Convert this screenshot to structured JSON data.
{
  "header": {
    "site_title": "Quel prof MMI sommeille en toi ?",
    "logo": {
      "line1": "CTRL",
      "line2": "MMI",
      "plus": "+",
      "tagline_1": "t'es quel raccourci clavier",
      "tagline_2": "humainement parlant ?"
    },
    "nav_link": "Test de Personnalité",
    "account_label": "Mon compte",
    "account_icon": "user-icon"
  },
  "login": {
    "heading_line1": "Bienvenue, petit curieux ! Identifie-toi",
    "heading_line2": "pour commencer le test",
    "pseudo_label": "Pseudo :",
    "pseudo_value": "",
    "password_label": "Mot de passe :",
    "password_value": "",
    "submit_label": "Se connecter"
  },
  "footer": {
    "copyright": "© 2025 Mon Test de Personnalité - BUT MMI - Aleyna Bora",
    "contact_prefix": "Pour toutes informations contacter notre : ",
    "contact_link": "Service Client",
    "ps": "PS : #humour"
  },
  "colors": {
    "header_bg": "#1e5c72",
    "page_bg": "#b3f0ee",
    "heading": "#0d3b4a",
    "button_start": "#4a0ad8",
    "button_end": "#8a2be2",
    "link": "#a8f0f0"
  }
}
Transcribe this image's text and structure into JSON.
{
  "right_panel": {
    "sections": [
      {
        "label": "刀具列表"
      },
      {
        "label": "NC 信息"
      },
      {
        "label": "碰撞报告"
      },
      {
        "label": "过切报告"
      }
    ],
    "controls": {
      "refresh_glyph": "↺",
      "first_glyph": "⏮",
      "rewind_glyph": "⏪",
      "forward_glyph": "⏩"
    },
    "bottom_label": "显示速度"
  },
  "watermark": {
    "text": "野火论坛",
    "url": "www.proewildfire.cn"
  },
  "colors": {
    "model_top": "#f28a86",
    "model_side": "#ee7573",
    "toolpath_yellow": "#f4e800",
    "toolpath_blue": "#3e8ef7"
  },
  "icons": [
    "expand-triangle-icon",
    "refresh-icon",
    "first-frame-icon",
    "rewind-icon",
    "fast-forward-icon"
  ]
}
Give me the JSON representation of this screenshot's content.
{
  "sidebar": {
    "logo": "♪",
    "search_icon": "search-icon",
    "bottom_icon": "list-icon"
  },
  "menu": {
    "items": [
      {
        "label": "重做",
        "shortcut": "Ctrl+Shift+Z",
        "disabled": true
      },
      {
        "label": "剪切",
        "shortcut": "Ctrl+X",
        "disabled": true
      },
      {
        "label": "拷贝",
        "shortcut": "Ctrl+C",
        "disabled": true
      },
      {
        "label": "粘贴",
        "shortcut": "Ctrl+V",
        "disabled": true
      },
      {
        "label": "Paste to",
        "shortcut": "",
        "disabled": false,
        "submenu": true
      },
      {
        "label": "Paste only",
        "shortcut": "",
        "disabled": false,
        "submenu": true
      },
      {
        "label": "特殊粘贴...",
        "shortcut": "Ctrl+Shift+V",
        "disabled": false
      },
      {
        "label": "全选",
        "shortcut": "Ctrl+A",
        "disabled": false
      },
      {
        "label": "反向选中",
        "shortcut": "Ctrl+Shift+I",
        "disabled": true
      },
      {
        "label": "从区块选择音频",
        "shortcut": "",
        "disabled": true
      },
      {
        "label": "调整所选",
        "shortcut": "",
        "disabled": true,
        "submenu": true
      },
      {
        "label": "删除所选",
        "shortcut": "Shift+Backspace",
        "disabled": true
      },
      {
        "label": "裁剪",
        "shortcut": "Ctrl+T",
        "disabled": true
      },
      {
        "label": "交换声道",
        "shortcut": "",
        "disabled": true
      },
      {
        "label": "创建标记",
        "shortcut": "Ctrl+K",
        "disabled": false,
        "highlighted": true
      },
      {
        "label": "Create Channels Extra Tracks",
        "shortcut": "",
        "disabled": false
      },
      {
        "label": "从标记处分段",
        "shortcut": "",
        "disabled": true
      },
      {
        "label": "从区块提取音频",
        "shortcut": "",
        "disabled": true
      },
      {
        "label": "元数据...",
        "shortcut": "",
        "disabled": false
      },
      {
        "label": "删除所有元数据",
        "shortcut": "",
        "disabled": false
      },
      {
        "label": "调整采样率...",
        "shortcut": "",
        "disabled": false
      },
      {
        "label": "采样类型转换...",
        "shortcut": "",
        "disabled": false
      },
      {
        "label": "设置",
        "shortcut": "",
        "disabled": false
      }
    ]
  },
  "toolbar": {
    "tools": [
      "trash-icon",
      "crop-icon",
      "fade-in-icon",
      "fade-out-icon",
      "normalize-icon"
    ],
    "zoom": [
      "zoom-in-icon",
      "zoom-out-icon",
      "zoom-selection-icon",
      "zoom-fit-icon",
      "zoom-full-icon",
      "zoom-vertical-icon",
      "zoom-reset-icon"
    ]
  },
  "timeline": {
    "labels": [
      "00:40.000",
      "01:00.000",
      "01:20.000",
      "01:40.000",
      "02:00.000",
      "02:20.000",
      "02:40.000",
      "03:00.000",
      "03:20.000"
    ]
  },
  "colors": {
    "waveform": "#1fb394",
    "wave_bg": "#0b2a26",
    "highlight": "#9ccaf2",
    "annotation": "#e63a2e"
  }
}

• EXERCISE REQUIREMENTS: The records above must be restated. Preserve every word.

• ANSWER FOR THIS EXERCISE:
Convert this screenshot to structured JSON data.
{
  "header": {
    "site_title": "Quel prof MMI sommeille en toi ?",
    "logo": {
      "line1": "CTRL",
      "line2": "MMI",
      "plus": "+",
      "tagline_1": "t'es quel raccourci clavier",
      "tagline_2": "humainement parlant ?"
    },
    "nav_link": "Test de Personnalité",
    "account_label": "Mon compte",
    "account_icon": "user-icon"
  },
  "login": {
    "heading_line1": "Bienvenue, petit curieux ! Identifie-toi",
    "heading_line2": "pour commencer le test",
    "pseudo_label": "Pseudo :",
    "pseudo_value": "",
    "password_label": "Mot de passe :",
    "password_value": "",
    "submit_label": "Se connecter"
  },
  "footer": {
    "copyright": "© 2025 Mon Test de Personnalité - BUT MMI - Aleyna Bora",
    "contact_prefix": "Pour toutes informations contacter notre : ",
    "contact_link": "Service Client",
    "ps": "PS : #humour"
  },
  "colors": {
    "header_bg": "#1e5c72",
    "page_bg": "#b3f0ee",
    "heading": "#0d3b4a",
    "button_start": "#4a0ad8",
    "button_end": "#8a2be2",
    "link": "#a8f0f0"
  }
}
Transcribe this image's text and structure into JSON.
{
  "right_panel": {
    "sections": [
      {
        "label": "刀具列表"
      },
      {
        "label": "NC 信息"
      },
      {
        "label": "碰撞报告"
      },
      {
        "label": "过切报告"
      }
    ],
    "controls": {
      "refresh_glyph": "↺",
      "first_glyph": "⏮",
      "rewind_glyph": "⏪",
      "forward_glyph": "⏩"
    },
    "bottom_label": "显示速度"
  },
  "watermark": {
    "text": "野火论坛",
    "url": "www.proewildfire.cn"
  },
  "colors": {
    "model_top": "#f28a86",
    "model_side": "#ee7573",
    "toolpath_yellow": "#f4e800",
    "toolpath_blue": "#3e8ef7"
  },
  "icons": [
    "expand-triangle-icon",
    "refresh-icon",
    "first-frame-icon",
    "rewind-icon",
    "fast-forward-icon"
  ]
}
Give me the JSON representation of this screenshot's content.
{
  "sidebar": {
    "logo": "♪",
    "search_icon": "search-icon",
    "bottom_icon": "list-icon"
  },
  "menu": {
    "items": [
      {
        "label": "重做",
        "shortcut": "Ctrl+Shift+Z",
        "disabled": true
      },
      {
        "label": "剪切",
        "shortcut": "Ctrl+X",
        "disabled": true
      },
      {
        "label": "拷贝",
        "shortcut": "Ctrl+C",
        "disabled": true
      },
      {
        "label": "粘贴",
        "shortcut": "Ctrl+V",
        "disabled": true
      },
      {
        "label": "Paste to",
        "shortcut": "",
        "disabled": false,
        "submenu": true
      },
      {
        "label": "Paste only",
        "shortcut": "",
        "disabled": false,
        "submenu": true
      },
      {
        "label": "特殊粘贴...",
        "shortcut": "Ctrl+Shift+V",
        "disabled": false
      },
      {
        "label": "全选",
        "shortcut": "Ctrl+A",
        "disabled": false
      },
      {
        "label": "反向选中",
        "shortcut": "Ctrl+Shift+I",
        "disabled": true
      },
      {
        "label": "从区块选择音频",
        "shortcut": "",
        "disabled": true
      },
      {
        "label": "调整所选",
        "shortcut": "",
        "disabled": true,
        "submenu": true
      },
      {
        "label": "删除所选",
        "shortcut": "Shift+Backspace",
        "disabled": true
      },
      {
        "label": "裁剪",
        "shortcut": "Ctrl+T",
        "disabled": true
      },
      {
        "label": "交换声道",
        "shortcut": "",
        "disabled": true
      },
      {
        "label": "创建标记",
        "shortcut": "Ctrl+K",
        "disabled": false,
        "highlighted": true
      },
      {
        "label": "Create Channels Extra Tracks",
        "shortcut": "",
        "disabled": false
      },
      {
        "label": "从标记处分段",
        "shortcut": "",
        "disabled": true
      },
      {
        "label": "从区块提取音频",
        "shortcut": "",
        "disabled": true
      },
      {
        "label": "元数据...",
        "shortcut": "",
        "disabled": false
      },
      {
        "label": "删除所有元数据",
        "shortcut": "",
        "disabled": false
      },
      {
        "label": "调整采样率...",
        "shortcut": "",
        "disabled": false
      },
      {
        "label": "采样类型转换...",
        "shortcut": "",
        "disabled": false
      },
      {
        "label": "设置",
        "shortcut": "",
        "disabled": false
      }
    ]
  },
  "toolbar": {
    "tools": [
      "trash-icon",
      "crop-icon",
      "fade-in-icon",
      "fade-out-icon",
      "normalize-icon"
    ],
    "zoom": [
      "zoom-in-icon",
      "zoom-out-icon",
      "zoom-selection-icon",
      "zoom-fit-icon",
      "zoom-full-icon",
      "zoom-vertical-icon",
      "zoom-reset-icon"
    ]
  },
  "timeline": {
    "labels": [
      "00:40.000",
      "01:00.000",
      "01:20.000",
      "01:40.000",
      "02:00.000",
      "02:20.000",
      "02:40.000",
      "03:00.000",
      "03:20.000"
    ]
  },
  "colors": {
    "waveform": "#1fb394",
    "wave_bg": "#0b2a26",
    "highlight": "#9ccaf2",
    "annotation": "#e63a2e"
  }
}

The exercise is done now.